When slavery came to the New World, there was such a demand for labor that slavery became a whole new animal. Slavery in the United States was not based on debt, war, or a crime, it was only based on biological traits, what we now call race. And slavery became inheritable. I mention this because slavery in this country was wrapped in religious conviction. Meaning that on one hand according to Fredrick Douglass’ autobiography the cruelest slave masters and overseers were devout Christians, usually folks that had some kind of a conversion experience or today we call them born again. Further reading of Douglass’ does not imply that he believed christians were evil. He makes a clear distinction between Christianity of America and the Christianity proper. These slave masters used text in the Torah, to justify slavery. On the other hand you have folks like the Quakers, Methodist and the early evangelicals, campaigning to end slavery. These devout christians were also driven by religious conviction, inspired albeit by the narrative of the Exodus story.

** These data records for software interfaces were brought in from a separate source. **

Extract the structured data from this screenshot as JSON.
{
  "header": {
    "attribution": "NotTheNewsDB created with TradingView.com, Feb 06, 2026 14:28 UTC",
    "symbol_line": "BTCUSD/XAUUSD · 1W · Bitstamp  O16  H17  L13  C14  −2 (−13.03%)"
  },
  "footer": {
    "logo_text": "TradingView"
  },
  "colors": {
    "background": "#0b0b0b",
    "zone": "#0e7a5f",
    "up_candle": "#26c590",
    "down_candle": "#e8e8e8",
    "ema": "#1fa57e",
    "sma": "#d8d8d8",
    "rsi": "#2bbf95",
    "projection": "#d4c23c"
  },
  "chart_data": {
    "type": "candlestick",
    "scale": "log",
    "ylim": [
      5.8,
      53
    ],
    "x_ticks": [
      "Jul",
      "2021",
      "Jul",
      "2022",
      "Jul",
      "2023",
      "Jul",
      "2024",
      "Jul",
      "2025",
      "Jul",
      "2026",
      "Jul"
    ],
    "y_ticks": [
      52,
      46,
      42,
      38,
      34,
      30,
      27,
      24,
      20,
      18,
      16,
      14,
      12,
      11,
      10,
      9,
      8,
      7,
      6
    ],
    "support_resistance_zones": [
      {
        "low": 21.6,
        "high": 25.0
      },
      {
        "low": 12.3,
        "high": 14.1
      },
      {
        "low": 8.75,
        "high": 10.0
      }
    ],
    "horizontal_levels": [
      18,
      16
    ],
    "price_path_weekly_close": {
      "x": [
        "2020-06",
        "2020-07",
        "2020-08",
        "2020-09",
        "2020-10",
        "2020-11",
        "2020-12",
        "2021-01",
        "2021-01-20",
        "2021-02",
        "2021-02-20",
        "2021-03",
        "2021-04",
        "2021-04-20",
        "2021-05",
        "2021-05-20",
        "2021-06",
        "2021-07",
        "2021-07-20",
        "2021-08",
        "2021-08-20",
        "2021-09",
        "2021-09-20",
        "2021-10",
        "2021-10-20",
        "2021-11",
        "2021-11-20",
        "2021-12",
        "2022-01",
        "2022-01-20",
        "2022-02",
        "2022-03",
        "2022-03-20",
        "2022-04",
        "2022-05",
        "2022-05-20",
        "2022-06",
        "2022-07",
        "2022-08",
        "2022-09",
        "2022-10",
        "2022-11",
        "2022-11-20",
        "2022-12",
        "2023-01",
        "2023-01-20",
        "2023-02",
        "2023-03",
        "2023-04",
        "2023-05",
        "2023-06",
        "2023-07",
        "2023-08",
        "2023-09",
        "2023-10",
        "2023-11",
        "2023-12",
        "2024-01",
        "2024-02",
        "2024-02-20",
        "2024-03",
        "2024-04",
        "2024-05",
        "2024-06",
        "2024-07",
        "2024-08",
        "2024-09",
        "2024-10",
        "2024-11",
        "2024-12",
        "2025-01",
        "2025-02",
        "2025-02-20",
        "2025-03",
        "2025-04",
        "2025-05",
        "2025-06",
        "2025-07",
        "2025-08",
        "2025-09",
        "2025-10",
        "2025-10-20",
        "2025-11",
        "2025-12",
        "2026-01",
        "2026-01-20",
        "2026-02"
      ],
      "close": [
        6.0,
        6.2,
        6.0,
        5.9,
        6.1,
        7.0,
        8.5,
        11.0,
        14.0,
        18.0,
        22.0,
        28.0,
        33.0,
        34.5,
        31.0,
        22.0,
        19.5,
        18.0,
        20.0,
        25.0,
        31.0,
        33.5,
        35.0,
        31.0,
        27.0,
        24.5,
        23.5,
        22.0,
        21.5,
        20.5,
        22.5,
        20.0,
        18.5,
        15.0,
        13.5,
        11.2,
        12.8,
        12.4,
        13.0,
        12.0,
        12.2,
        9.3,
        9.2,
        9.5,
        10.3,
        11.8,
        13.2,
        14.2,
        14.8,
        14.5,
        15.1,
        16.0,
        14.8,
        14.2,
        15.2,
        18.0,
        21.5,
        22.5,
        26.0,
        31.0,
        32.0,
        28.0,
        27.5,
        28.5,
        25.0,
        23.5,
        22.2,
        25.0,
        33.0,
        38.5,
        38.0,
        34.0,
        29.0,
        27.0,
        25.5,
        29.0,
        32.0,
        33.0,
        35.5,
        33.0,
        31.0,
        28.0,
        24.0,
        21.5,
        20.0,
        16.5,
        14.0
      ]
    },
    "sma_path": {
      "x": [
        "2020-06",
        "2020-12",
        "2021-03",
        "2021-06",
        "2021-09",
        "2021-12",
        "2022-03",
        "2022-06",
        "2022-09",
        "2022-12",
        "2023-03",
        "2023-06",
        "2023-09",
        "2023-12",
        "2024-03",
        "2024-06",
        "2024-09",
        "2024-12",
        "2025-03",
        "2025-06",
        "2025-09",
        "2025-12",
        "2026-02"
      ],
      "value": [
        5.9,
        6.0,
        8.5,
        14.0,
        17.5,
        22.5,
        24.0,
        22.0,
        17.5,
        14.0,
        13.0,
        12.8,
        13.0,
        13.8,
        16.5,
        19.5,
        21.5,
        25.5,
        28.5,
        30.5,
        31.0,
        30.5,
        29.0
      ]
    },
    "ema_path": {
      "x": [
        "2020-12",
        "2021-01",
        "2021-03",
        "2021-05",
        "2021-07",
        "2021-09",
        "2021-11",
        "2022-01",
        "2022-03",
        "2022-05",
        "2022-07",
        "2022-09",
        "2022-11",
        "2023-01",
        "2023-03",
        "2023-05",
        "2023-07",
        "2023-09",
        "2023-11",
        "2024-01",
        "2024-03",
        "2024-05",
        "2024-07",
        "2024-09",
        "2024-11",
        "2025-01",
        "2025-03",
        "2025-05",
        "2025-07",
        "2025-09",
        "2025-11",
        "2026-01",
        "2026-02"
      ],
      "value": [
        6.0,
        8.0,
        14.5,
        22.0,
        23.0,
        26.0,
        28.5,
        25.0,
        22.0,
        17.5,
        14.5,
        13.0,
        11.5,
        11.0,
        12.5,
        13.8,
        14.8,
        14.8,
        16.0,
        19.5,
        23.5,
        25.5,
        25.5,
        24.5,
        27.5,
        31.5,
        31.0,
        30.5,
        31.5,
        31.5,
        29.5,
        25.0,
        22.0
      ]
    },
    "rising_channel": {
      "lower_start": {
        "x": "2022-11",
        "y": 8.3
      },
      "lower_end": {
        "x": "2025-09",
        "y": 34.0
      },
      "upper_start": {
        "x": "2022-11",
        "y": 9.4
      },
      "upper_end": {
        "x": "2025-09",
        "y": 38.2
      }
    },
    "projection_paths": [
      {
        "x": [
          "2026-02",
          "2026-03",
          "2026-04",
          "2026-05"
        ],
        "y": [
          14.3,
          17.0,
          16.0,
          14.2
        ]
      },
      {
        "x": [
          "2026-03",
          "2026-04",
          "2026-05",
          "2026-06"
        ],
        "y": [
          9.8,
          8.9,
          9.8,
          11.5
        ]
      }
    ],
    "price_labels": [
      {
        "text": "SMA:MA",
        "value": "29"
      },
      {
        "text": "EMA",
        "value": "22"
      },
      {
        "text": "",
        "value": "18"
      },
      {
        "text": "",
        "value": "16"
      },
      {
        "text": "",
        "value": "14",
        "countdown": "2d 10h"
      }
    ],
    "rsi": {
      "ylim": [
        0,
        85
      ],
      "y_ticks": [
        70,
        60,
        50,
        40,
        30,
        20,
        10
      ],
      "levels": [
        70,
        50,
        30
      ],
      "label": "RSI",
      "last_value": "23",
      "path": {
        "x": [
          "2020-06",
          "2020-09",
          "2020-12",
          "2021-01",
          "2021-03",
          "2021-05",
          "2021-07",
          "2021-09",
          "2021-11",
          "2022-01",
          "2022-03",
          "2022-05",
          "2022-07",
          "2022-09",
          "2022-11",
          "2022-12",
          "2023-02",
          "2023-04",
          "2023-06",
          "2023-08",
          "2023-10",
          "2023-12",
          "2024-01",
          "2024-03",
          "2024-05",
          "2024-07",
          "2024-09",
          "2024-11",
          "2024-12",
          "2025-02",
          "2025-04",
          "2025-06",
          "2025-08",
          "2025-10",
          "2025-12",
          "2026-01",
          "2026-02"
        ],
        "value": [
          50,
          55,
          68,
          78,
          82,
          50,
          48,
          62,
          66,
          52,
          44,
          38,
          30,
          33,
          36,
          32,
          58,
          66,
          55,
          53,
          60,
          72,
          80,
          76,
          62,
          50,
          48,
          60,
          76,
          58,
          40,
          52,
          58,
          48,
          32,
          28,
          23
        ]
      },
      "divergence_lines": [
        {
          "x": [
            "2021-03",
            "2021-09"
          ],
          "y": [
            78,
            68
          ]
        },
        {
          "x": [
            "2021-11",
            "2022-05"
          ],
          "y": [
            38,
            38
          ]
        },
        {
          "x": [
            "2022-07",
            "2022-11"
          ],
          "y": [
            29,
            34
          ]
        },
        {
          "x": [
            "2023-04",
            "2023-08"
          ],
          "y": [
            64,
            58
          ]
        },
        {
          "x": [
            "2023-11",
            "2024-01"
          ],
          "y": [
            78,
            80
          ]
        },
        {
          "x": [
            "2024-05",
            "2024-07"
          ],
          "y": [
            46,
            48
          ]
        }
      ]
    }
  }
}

As an American, a woman, a Jew and a person of color I feel intimately connected to the history of slavery. Not only the slavery mentioned in this weeks Torah portion but the history of slavery in the United States and the slavery that continues today. These verses in the Torah reflect the time when the Israelites had crossed over the line and moved from slavery into freedom. You were strangers in the land of Egypt, but now you are a free people and never allowed to forget the experience of slavery.

The laws embedded in this week’s portion, and the ones that will follow stress, that we are to cherish freedom, abhor oppression and deal honestly and equitably with both those whom we love and those whom we hate. We are called upon to build a society that promotes individual responsibility and provides legal protections for all its members.

Genesis 1:29 and our Food

I have created a new title for myself, Food Activist.  I wish I could say that I coined the phrase, but I did not.  I heard it this morning on NPR and the title was used to refer to Michael Pollan.  With my ever growing interest in whole plant food and educating people about good wholesome unprocessed food.  It has had me thinking about the Torah (Bible) and what the Torah says about food.  Primarily in Genesis 1:29, where I believe that the initial intention was for us to be vegetarian:

“And God said: ‘Behold, I have given you every herb yielding seed, which is upon the face of all the earth, and every tree, in which is the fruit of a tree yielding seed–to you it shall be for food.

Later permission was given for people to eat meat (Genesis 9:2-5).  Why? No one really knows, maybe it’s as simple as this: the world was flooded and destroyed and there was no more vegetation left and the only food sources would have been the animals on the ark and whatever food Noah and his family brought on the ark.

But I have an even larger question, what does it mean for us as a society that we have become so consumed with meat and cheap meat at that, that we do not care about the treatment of animals, the labors, or how food gets to our plate?

Please share any thoughts on this subject.